Way-Out Willys, Part 1
There’s a fine line between ugly and unique—and the 1936 Willys has a foot planted on each side of the tracks. More often than not, racers threw on a one piece fiberglass tilt front end molded in the shape of the aesthetically pleasing 1933 Model 77 and called it a day. But this wasn’t the case for Pete Doroshevich.
Pete embraced the oddity of his 1936 Willys sedan by retaining the stock front clip and original brightwork. Thanks to the Algon injected 6-71 Chrysler early Hemi and show quality fit and finish, the orange lacquered sedan found its way onto the June 1965 cover of Popular Hot Rodding. After Pete’s friend and fellow member of the Progress Unlimited car club Tom Warner (TomWar) mentioned the car on the H.A.M.B., I shot him an email to find out more…
“That’s the only picture I have of the Willys [the PHR cover]. A few years ago Pete told me the car still exists, and is up around Placerville Calif. We found the car in a wrecking yard north of Sacramento, and bought it for $100.00. My mother wrecked her ‘55 Chrysler about that time, so that provided an engine. That picture was taken at the 1965 Oakland Roadster show, and put on the cover of Popular Hot Rodding Magazine. We didn’t know about it until the magazine came out.”
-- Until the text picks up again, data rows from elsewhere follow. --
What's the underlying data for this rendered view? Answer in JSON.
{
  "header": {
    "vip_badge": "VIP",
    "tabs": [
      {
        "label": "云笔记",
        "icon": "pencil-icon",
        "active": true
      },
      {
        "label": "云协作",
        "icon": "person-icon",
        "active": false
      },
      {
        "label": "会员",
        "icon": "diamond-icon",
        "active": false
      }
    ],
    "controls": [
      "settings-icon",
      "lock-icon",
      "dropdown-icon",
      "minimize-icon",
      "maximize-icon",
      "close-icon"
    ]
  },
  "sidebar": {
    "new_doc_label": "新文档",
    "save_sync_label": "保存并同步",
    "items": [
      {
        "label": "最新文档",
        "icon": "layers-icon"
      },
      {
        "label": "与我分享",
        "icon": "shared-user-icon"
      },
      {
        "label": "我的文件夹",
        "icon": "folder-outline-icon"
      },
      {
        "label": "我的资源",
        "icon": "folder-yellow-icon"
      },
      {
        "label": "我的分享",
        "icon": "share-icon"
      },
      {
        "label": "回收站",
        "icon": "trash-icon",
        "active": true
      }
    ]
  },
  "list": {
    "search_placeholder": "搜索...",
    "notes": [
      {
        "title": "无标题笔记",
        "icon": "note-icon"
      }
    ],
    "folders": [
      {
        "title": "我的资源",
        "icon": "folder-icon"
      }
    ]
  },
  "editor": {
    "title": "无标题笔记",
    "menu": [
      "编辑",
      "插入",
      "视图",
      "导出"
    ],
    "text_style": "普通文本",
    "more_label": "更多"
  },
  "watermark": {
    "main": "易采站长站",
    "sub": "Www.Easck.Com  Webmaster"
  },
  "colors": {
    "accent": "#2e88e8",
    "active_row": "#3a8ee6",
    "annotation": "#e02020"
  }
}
Tom then suggested that I write to Pete to fill in more details about the Willys. And that’s exactly what I did. I’ll be following up with more information as it makes its way through. For now, take a moment to scrutinize the Willys design department’s judgement when they first sketched that homely front end.